Although we have a general picture of what happened, I’d like to know more about the behind-the-scenes drama and maneuvering.
Samuel Preston Moore was surgeon general for most of the war, but he was preceded by David Camden DeLeon as acting surgeon general. DeLeon was probably replaced because Moore, who entered Confederate service after DeLeon, had seniority when they both served in the U.S. Army, but there was an allegation that DeLeon had failed in some important duty. DeLeon then served briefly as medical director of the Army of Northern Virginia, but he was disabled by a fall, resigned from the army, and pretty much disappeared from the scene. So what was the real story about DeLeon?
Moore is the central figure in the book, yet how he interacted with other key personalities is largely unknown. I’d like to know, for example, what he thought of Adjutant and Inspector General Samuel Cooper, who directed the AIGO. The AIGO, on paper, was a coequal member—with the Medical, Quartermaster, and Commissary Departments—of the army’s general staff. However, Cooper was a crony of President Jefferson Davis, was the army’s highest ranking general, and tended to throw his weight around. He and Moore had at least one disagreement regarding authority, so it would be enlightening to learn how Moore handled that relationship.
Moore’s relationship with Surgeon Edward W. Johns, medical purveyor at Richmond, is also intriguing. Johns may have sought additional power as the head of a new Purveyor General’s Office, separate from Moore’s Medical Department and on par with the rest of the army general staff. Moore would probably have opposed such a development, and the Purveyor General’s Office was never formed. It would be fascinating to know what transpired and why.
Unless someone finds a long-lost wartime diary, journal, or cache of personal letters written by Moore or one of his close associates, such questions may never be answered. I hope that my book raises other questions and serves as a baseline for further research.
About the Author
Guy R. Hasegawa received a B.A. in zoology from the University of California, Los Angeles, and a Doctor of Pharmacy degree from the University of California, San Francisco. He worked as a clinical pharmacist in Ann Arbor, Michigan, where he also served as Assistant Clinical Professor at the University of Michigan College of Pharmacy. He recently retired after a 31-year career as an editor for the American Journal of Health-System Pharmacy. His pharmacy-related publications date back to 1978.
Dr. Hasegawa’s research in Civil War medicine has dealt with diverse topics, including pharmacy, medical purveying, medical cadets, chemical weapons, and artificial limbs. He has published numerous historical articles in scholarly journals and contributed chapters to books on Civil War medicine.

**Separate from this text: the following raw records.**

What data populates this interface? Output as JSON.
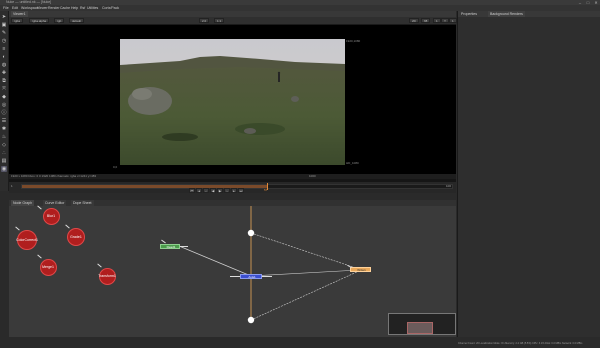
{
  "window": {
    "title": "Nuke — untitled.nk — [Nuke]",
    "buttons": [
      "–",
      "□",
      "✕"
    ]
  },
  "menubar": {
    "items": [
      "File",
      "Edit",
      "Workspace",
      "Viewer",
      "Render",
      "Cache",
      "Help",
      "Rsf",
      "Utilities",
      "Cortx/Pack"
    ]
  },
  "toolbar": {
    "icons": [
      "pointer-icon",
      "image-icon",
      "draw-icon",
      "time-icon",
      "channel-icon",
      "color-icon",
      "filter-icon",
      "keyer-icon",
      "merge-icon",
      "transform-icon",
      "3d-icon",
      "views-icon",
      "metadata-icon",
      "toolsets-icon",
      "other-icon",
      "furnace-icon",
      "ofx-icon",
      "particles-icon",
      "deep-icon",
      "cara-icon"
    ]
  },
  "viewer": {
    "tab": "Viewer1",
    "controls": [
      "rgba",
      "rgba.alpha",
      "rgb",
      "default",
      "2.0",
      "1:1",
      "2D",
      "f/8",
      "1",
      "Y",
      "1"
    ],
    "format_label": "HD_1080",
    "corner_label": "1920,1080",
    "bottom_corner": "0,0",
    "status": "1920 x 1080  bbox: 0 0 1920 1080  channels: rgba  x=1241 y=483",
    "center_status": "1000",
    "timeline": {
      "start": "1",
      "end": "100",
      "current": "57",
      "progress": 0.57
    },
    "playback_icons": [
      "first-frame-icon",
      "prev-key-icon",
      "step-back-icon",
      "play-back-icon",
      "play-icon",
      "step-forward-icon",
      "next-key-icon",
      "last-frame-icon"
    ]
  },
  "dag": {
    "tabs": [
      "Node Graph",
      "Curve Editor",
      "Dope Sheet"
    ],
    "red_nodes": [
      {
        "label": "Blur1"
      },
      {
        "label": "Grade1"
      },
      {
        "label": "ColorCorrect1"
      },
      {
        "label": "Merge1"
      },
      {
        "label": "Transform1"
      },
      {
        "label": "Roto1"
      }
    ],
    "green_node": "Read1",
    "blue_node": "Axis1",
    "orange_node": "Write1",
    "colors": {
      "red": "#b01e1e",
      "green": "#4c9c4c",
      "blue": "#3c4fd0",
      "orange": "#e9a85a",
      "background": "#3a3a3a"
    }
  },
  "properties": {
    "tabs": [
      "Properties",
      "Background Renders"
    ],
    "status": "Channel Count: 20  Localization Mode: On  Memory: 2.2 GB (5.5%)  CPU: 3.1%  Disk: 0.0 MB/s  Network: 0.0 MB/s"
  }
}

His latest book is Matchless Organization: The Confederate Army Medical Department (2021). His previous books include Mending Broken Soldiers: The Union and Confederate Programs to Supply Artificial Limbs (2012) and Villainous Compounds: Chemical Weapons and the American Civil War (2015)Tags: Dr. Guy Hasegawa, Matchless Organization: The Confederate Medical Department, Samuel Preston Moore Posted in: Uncategorized